_Exercise prompt_:
Examine the records below and count how many lines contain the string "search". Give only the number.
Supplied records Start Marker
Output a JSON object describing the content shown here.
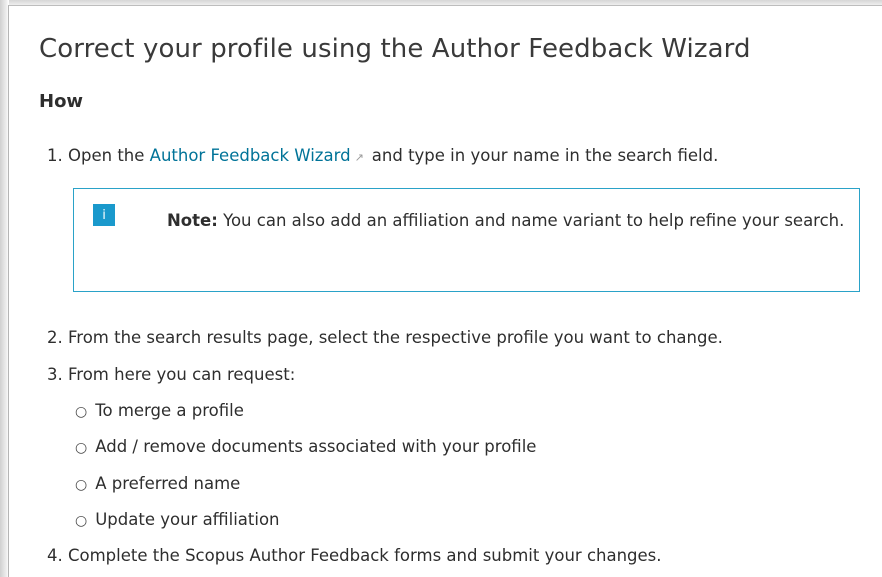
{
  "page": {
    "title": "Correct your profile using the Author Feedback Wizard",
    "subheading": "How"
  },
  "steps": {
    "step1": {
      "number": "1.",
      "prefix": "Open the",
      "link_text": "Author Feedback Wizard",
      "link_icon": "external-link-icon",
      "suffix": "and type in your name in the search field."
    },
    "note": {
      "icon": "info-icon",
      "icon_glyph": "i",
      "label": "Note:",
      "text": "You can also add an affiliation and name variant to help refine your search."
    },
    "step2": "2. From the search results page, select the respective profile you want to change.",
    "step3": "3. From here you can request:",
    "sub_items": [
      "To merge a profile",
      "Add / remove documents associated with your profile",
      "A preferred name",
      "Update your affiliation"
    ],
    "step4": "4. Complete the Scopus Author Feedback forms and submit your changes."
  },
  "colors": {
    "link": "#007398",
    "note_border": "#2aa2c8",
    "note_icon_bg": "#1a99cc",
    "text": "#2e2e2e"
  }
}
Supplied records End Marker
_Response below_:
3